[Page and application data records]
#####

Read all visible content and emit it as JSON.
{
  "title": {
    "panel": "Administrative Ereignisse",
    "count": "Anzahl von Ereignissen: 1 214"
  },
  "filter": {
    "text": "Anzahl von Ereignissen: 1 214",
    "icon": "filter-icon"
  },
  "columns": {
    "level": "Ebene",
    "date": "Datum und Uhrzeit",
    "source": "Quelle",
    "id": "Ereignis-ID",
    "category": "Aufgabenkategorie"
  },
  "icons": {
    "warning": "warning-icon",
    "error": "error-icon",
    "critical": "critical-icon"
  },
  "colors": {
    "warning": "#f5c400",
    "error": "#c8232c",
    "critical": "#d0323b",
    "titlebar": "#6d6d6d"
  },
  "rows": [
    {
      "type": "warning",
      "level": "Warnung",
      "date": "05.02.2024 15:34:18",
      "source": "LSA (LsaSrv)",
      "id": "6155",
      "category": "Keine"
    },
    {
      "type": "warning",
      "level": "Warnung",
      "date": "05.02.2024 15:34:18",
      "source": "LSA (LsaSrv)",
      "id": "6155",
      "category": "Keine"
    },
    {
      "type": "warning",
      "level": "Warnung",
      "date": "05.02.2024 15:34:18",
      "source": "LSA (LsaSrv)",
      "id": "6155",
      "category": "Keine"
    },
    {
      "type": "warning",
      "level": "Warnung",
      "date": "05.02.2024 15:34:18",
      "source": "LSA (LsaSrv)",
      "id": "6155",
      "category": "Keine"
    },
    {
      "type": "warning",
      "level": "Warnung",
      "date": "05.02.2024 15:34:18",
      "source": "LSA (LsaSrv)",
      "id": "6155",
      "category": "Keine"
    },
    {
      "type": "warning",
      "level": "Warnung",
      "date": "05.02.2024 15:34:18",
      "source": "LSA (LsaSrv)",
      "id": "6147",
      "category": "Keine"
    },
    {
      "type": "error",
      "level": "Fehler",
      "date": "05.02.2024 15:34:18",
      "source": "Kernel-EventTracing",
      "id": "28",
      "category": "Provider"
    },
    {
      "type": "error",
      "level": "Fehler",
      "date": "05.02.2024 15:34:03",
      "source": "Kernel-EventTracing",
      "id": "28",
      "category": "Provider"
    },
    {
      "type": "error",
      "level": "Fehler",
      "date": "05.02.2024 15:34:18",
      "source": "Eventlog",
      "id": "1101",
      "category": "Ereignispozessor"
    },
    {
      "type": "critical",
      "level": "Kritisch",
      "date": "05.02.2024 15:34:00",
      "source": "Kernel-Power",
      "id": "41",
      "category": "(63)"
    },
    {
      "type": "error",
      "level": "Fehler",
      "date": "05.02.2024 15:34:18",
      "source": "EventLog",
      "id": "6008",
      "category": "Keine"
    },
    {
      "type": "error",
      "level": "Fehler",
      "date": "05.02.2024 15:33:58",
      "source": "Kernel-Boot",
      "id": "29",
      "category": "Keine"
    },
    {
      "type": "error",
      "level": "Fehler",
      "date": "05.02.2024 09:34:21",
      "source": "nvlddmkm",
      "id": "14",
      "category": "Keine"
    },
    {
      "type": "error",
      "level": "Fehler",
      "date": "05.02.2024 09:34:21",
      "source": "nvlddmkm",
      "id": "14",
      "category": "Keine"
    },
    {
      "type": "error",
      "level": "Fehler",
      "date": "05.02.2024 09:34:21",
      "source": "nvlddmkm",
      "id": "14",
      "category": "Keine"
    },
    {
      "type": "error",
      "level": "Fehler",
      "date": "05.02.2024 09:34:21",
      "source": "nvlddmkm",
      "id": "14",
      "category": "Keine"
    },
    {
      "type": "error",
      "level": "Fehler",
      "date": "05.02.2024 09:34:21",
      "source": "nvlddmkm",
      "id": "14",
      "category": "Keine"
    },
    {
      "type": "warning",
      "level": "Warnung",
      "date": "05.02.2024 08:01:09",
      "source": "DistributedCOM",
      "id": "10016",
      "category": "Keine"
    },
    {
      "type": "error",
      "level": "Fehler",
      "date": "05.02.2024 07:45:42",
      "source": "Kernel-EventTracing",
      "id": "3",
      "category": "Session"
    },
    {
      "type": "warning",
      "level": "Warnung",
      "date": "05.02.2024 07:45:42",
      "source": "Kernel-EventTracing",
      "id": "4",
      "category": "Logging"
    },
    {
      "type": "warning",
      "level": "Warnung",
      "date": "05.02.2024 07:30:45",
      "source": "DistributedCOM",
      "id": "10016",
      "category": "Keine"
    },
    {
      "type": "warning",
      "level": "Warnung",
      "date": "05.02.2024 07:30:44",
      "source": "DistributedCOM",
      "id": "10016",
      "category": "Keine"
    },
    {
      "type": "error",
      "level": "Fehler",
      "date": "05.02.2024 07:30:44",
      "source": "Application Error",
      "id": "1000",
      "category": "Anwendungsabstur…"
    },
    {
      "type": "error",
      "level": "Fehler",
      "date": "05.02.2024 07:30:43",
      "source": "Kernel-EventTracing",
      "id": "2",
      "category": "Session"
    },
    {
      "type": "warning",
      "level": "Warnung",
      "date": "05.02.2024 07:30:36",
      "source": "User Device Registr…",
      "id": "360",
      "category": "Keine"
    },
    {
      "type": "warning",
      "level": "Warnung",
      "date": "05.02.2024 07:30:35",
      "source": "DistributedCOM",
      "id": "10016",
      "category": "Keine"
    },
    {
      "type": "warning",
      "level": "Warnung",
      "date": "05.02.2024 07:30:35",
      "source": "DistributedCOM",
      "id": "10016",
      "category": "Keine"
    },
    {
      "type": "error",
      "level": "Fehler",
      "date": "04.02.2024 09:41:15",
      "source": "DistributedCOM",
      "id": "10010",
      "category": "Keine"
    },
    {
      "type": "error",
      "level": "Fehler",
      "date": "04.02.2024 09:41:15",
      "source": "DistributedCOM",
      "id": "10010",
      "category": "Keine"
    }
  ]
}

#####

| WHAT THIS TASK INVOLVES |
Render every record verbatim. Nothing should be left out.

| YOUR RESPONSE |
Read all visible content and emit it as JSON.
{
  "title": {
    "panel": "Administrative Ereignisse",
    "count": "Anzahl von Ereignissen: 1 214"
  },
  "filter": {
    "text": "Anzahl von Ereignissen: 1 214",
    "icon": "filter-icon"
  },
  "columns": {
    "level": "Ebene",
    "date": "Datum und Uhrzeit",
    "source": "Quelle",
    "id": "Ereignis-ID",
    "category": "Aufgabenkategorie"
  },
  "icons": {
    "warning": "warning-icon",
    "error": "error-icon",
    "critical": "critical-icon"
  },
  "colors": {
    "warning": "#f5c400",
    "error": "#c8232c",
    "critical": "#d0323b",
    "titlebar": "#6d6d6d"
  },
  "rows": [
    {
      "type": "warning",
      "level": "Warnung",
      "date": "05.02.2024 15:34:18",
      "source": "LSA (LsaSrv)",
      "id": "6155",
      "category": "Keine"
    },
    {
      "type": "warning",
      "level": "Warnung",
      "date": "05.02.2024 15:34:18",
      "source": "LSA (LsaSrv)",
      "id": "6155",
      "category": "Keine"
    },
    {
      "type": "warning",
      "level": "Warnung",
      "date": "05.02.2024 15:34:18",
      "source": "LSA (LsaSrv)",
      "id": "6155",
      "category": "Keine"
    },
    {
      "type": "warning",
      "level": "Warnung",
      "date": "05.02.2024 15:34:18",
      "source": "LSA (LsaSrv)",
      "id": "6155",
      "category": "Keine"
    },
    {
      "type": "warning",
      "level": "Warnung",
      "date": "05.02.2024 15:34:18",
      "source": "LSA (LsaSrv)",
      "id": "6155",
      "category": "Keine"
    },
    {
      "type": "warning",
      "level": "Warnung",
      "date": "05.02.2024 15:34:18",
      "source": "LSA (LsaSrv)",
      "id": "6147",
      "category": "Keine"
    },
    {
      "type": "error",
      "level": "Fehler",
      "date": "05.02.2024 15:34:18",
      "source": "Kernel-EventTracing",
      "id": "28",
      "category": "Provider"
    },
    {
      "type": "error",
      "level": "Fehler",
      "date": "05.02.2024 15:34:03",
      "source": "Kernel-EventTracing",
      "id": "28",
      "category": "Provider"
    },
    {
      "type": "error",
      "level": "Fehler",
      "date": "05.02.2024 15:34:18",
      "source": "Eventlog",
      "id": "1101",
      "category": "Ereignispozessor"
    },
    {
      "type": "critical",
      "level": "Kritisch",
      "date": "05.02.2024 15:34:00",
      "source": "Kernel-Power",
      "id": "41",
      "category": "(63)"
    },
    {
      "type": "error",
      "level": "Fehler",
      "date": "05.02.2024 15:34:18",
      "source": "EventLog",
      "id": "6008",
      "category": "Keine"
    },
    {
      "type": "error",
      "level": "Fehler",
      "date": "05.02.2024 15:33:58",
      "source": "Kernel-Boot",
      "id": "29",
      "category": "Keine"
    },
    {
      "type": "error",
      "level": "Fehler",
      "date": "05.02.2024 09:34:21",
      "source": "nvlddmkm",
      "id": "14",
      "category": "Keine"
    },
    {
      "type": "error",
      "level": "Fehler",
      "date": "05.02.2024 09:34:21",
      "source": "nvlddmkm",
      "id": "14",
      "category": "Keine"
    },
    {
      "type": "error",
      "level": "Fehler",
      "date": "05.02.2024 09:34:21",
      "source": "nvlddmkm",
      "id": "14",
      "category": "Keine"
    },
    {
      "type": "error",
      "level": "Fehler",
      "date": "05.02.2024 09:34:21",
      "source": "nvlddmkm",
      "id": "14",
      "category": "Keine"
    },
    {
      "type": "error",
      "level": "Fehler",
      "date": "05.02.2024 09:34:21",
      "source": "nvlddmkm",
      "id": "14",
      "category": "Keine"
    },
    {
      "type": "warning",
      "level": "Warnung",
      "date": "05.02.2024 08:01:09",
      "source": "DistributedCOM",
      "id": "10016",
      "category": "Keine"
    },
    {
      "type": "error",
      "level": "Fehler",
      "date": "05.02.2024 07:45:42",
      "source": "Kernel-EventTracing",
      "id": "3",
      "category": "Session"
    },
    {
      "type": "warning",
      "level": "Warnung",
      "date": "05.02.2024 07:45:42",
      "source": "Kernel-EventTracing",
      "id": "4",
      "category": "Logging"
    },
    {
      "type": "warning",
      "level": "Warnung",
      "date": "05.02.2024 07:30:45",
      "source": "DistributedCOM",
      "id": "10016",
      "category": "Keine"
    },
    {
      "type": "warning",
      "level": "Warnung",
      "date": "05.02.2024 07:30:44",
      "source": "DistributedCOM",
      "id": "10016",
      "category": "Keine"
    },
    {
      "type": "error",
      "level": "Fehler",
      "date": "05.02.2024 07:30:44",
      "source": "Application Error",
      "id": "1000",
      "category": "Anwendungsabstur…"
    },
    {
      "type": "error",
      "level": "Fehler",
      "date": "05.02.2024 07:30:43",
      "source": "Kernel-EventTracing",
      "id": "2",
      "category": "Session"
    },
    {
      "type": "warning",
      "level": "Warnung",
      "date": "05.02.2024 07:30:36",
      "source": "User Device Registr…",
      "id": "360",
      "category": "Keine"
    },
    {
      "type": "warning",
      "level": "Warnung",
      "date": "05.02.2024 07:30:35",
      "source": "DistributedCOM",
      "id": "10016",
      "category": "Keine"
    },
    {
      "type": "warning",
      "level": "Warnung",
      "date": "05.02.2024 07:30:35",
      "source": "DistributedCOM",
      "id": "10016",
      "category": "Keine"
    },
    {
      "type": "error",
      "level": "Fehler",
      "date": "04.02.2024 09:41:15",
      "source": "DistributedCOM",
      "id": "10010",
      "category": "Keine"
    },
    {
      "type": "error",
      "level": "Fehler",
      "date": "04.02.2024 09:41:15",
      "source": "DistributedCOM",
      "id": "10010",
      "category": "Keine"
    }
  ]
}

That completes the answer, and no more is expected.